Tell me, if we were paid more than 0p per hour, if our time had any meaning, would they behave to us like this?

As I said last time – the vocabulary of public services is stuffed with ideas of ‘respect’ for ‘service users’.  But when will they realise that they get judged by their actions rather than their words?  And cancelling a three-times cancelled appointment  without backup  minutes before it was due to take place says loudly and clearly that your client (the young woman with epilepsy) has obviously nothing better to do with her time, and her mother (the carer) is doing it all for free so what does she count for anyway? Its not like they  were  going to be going anywhere, is it?

Yes, I am sure that working life as a social worker is stressful, I am sure she may have been ill, I am sure she feels overworked. But she is dealing with a woman (me) who has worked  nearly 60 years of EWTD weeks since the millennium – a lot more more than my entire calendar age, for goodness sakes, unpaid.  A woman who finds it difficult ever to be ill and ‘off work’. A woman with two chronic and dangerous diseases brought on by over-work, who is now being investigated for a third. I’m not missing any appointments, this end. I’m not taking any days off work. And if ever I am too ill to care for MsF I have to find someone else to do so. Surely the Social Worker could have made the same arrangement at her end? Its not rocket science.

It is precisely because  family carers are not paid and therefore not valued, that a comparatively well-paid social worker is able judge her own relative importance  on what she sees as purely financial grounds and behave with disrespect to what she sees as the impotence of those she is employed to look after!

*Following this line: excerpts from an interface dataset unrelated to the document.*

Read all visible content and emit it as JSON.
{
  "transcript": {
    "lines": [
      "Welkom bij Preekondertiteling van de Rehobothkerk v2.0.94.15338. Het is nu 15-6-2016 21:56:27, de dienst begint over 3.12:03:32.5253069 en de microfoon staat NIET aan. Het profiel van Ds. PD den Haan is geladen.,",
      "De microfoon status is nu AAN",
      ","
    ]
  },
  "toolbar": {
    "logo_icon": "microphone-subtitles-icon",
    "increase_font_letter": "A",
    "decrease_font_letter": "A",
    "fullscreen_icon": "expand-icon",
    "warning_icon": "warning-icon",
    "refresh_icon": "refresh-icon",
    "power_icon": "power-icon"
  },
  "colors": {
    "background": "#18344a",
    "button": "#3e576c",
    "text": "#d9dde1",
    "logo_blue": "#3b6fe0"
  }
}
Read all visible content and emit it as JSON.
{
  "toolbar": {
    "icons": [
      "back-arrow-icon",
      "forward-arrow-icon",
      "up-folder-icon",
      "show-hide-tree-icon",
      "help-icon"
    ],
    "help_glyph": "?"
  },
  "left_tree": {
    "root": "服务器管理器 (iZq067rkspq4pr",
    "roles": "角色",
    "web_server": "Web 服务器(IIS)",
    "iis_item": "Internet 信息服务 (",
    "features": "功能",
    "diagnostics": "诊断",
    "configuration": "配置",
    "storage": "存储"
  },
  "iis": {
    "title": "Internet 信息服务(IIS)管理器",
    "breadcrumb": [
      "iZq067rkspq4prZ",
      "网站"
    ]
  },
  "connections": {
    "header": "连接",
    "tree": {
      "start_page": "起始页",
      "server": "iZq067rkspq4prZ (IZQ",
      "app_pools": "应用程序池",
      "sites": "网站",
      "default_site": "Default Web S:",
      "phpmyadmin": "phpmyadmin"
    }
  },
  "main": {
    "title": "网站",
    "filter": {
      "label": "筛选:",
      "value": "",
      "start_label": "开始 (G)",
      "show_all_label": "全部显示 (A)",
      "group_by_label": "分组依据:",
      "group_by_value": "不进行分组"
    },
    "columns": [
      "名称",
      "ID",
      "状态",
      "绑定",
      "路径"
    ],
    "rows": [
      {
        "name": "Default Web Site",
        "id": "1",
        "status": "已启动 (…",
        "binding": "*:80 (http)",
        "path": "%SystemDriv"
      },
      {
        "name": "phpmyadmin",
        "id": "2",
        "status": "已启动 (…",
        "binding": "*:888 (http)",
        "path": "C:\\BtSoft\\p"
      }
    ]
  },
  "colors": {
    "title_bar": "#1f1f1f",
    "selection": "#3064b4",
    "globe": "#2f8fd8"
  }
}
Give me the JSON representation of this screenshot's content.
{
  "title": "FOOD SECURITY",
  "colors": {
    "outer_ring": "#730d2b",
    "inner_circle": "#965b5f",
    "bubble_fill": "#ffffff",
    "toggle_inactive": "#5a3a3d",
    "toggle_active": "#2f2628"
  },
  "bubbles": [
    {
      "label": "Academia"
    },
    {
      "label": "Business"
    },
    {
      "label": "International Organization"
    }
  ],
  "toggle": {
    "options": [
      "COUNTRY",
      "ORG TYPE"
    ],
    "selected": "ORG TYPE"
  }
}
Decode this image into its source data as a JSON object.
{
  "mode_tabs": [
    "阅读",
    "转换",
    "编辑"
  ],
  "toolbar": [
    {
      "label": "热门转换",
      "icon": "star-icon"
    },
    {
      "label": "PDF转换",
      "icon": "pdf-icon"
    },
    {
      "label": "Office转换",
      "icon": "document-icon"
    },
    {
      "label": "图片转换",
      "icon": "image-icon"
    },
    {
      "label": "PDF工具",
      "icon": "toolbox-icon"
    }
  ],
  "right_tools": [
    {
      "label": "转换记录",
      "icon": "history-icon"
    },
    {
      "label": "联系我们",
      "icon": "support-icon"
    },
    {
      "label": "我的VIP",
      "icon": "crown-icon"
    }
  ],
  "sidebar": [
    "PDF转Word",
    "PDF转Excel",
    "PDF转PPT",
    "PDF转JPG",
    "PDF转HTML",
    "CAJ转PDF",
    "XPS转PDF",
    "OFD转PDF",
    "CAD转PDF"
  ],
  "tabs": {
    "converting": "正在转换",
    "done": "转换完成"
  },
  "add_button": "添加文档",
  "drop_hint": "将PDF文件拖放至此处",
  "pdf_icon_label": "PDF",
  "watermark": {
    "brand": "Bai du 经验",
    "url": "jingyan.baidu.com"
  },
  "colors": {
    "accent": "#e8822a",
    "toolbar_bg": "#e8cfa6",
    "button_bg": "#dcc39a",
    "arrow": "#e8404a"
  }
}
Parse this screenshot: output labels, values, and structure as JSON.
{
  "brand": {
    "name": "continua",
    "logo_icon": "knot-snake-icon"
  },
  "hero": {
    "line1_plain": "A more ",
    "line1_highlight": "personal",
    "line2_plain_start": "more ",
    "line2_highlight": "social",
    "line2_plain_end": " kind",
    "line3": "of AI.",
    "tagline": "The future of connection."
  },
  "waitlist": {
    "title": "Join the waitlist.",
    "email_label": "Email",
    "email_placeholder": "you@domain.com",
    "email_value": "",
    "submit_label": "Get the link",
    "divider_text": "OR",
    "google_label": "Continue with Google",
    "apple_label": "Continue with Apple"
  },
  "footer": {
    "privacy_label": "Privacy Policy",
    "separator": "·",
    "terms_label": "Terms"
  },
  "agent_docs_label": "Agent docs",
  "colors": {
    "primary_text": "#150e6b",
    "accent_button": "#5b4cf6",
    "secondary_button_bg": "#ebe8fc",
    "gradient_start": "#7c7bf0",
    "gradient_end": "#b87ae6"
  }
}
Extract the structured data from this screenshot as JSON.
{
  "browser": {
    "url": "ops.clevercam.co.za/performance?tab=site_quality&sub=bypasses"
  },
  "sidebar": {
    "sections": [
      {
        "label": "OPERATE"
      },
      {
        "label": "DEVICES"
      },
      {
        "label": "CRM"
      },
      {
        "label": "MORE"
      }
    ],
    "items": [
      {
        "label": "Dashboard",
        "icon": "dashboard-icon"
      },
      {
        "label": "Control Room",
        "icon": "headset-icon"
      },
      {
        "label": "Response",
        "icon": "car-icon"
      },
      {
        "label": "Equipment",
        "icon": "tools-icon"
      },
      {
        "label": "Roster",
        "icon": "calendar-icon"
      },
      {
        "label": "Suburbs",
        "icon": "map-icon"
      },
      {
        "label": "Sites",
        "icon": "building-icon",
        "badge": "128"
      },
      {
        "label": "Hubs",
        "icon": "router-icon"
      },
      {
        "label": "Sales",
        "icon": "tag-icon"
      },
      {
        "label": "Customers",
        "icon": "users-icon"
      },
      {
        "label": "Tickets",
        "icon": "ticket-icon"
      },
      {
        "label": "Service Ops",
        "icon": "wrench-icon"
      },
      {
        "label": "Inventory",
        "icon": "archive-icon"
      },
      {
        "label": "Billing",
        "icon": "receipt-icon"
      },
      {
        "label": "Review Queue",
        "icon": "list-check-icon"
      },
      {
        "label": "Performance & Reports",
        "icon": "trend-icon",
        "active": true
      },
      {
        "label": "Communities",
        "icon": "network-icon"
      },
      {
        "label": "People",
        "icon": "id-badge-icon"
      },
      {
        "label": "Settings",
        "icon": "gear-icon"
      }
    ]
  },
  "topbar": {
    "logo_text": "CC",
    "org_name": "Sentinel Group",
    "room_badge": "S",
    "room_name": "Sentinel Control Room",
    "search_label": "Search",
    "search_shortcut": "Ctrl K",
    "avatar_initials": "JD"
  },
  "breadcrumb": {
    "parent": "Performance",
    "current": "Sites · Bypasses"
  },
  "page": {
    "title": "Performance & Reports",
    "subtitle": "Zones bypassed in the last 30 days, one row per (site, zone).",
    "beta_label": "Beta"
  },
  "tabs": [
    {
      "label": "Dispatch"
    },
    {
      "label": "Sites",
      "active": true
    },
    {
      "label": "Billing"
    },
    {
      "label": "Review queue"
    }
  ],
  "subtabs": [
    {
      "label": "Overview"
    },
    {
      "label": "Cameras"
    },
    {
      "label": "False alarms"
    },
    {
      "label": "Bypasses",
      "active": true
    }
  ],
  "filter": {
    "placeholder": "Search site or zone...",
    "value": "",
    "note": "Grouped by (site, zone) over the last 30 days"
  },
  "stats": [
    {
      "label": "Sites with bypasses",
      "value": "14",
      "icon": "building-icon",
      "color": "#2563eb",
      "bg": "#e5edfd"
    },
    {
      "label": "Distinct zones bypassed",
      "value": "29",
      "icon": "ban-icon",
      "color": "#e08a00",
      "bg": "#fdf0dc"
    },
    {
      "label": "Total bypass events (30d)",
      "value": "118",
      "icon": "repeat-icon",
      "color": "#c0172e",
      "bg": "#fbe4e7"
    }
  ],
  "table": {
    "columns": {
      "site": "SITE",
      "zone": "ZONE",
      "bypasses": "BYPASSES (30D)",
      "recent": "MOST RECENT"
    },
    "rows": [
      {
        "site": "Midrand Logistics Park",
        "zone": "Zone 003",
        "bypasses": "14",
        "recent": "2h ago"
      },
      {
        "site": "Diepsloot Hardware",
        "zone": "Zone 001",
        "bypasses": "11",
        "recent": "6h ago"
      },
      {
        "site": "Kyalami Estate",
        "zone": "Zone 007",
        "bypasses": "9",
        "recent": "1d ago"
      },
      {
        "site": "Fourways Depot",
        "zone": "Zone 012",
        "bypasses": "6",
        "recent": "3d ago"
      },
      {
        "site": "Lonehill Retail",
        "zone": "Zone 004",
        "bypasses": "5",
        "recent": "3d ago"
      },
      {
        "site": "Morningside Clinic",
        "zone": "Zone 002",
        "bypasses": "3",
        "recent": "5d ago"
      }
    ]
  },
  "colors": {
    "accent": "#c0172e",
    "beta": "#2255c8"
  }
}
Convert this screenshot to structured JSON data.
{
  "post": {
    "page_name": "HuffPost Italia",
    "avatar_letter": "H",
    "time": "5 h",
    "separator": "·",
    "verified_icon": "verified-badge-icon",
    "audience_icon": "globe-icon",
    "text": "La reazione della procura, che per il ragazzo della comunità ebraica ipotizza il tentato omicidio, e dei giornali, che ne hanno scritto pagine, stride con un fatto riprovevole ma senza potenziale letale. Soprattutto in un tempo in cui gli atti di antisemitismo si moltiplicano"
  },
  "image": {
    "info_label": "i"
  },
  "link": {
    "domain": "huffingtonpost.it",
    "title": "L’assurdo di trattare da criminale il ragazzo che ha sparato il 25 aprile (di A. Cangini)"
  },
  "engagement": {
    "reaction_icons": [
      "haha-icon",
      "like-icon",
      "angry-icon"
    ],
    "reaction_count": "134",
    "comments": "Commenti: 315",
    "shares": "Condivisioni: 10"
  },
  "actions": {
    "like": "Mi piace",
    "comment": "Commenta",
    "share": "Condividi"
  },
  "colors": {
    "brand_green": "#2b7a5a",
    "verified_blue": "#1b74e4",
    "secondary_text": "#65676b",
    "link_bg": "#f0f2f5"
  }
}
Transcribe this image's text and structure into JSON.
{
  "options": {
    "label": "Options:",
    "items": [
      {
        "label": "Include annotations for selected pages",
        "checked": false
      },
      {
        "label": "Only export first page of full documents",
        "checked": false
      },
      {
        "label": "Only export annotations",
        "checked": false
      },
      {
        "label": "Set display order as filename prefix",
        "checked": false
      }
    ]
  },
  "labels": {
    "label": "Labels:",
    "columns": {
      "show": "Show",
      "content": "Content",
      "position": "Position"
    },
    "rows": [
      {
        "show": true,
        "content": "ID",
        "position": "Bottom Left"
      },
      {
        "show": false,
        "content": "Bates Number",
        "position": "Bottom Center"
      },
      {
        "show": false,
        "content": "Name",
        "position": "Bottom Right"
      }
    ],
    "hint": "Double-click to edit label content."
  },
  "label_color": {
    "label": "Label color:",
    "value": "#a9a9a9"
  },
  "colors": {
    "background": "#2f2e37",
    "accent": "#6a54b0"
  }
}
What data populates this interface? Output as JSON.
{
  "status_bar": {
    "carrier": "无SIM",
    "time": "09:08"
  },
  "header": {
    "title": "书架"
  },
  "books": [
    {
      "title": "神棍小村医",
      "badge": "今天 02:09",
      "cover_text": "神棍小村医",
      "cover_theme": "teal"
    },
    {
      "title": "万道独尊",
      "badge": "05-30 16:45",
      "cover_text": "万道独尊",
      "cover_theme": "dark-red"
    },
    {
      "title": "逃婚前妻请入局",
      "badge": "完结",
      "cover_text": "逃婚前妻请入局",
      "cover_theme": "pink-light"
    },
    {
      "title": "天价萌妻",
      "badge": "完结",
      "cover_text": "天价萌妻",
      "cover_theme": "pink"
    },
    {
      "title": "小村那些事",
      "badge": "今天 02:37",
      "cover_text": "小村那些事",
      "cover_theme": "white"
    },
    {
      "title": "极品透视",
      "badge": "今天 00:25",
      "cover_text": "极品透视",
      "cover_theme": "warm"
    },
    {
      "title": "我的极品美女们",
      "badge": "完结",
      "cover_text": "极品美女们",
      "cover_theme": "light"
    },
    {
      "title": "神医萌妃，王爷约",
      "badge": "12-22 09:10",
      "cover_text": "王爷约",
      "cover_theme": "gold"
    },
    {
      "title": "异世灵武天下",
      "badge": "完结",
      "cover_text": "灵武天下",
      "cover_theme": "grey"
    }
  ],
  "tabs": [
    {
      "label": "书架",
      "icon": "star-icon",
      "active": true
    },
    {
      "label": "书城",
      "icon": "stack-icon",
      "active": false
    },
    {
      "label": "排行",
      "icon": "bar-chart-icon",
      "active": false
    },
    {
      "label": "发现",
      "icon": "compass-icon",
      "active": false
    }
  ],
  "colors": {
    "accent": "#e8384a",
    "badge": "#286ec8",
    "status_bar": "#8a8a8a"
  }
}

Join the Carers Virtual Strike on 21 June. Show everyone – social workers, as well as bankers – that family carers MATTER . Yes, they really matter, in the real world..

Oh, and a copy of this blog is going to the Social Worker in question. And her boss. And her boss’s boss too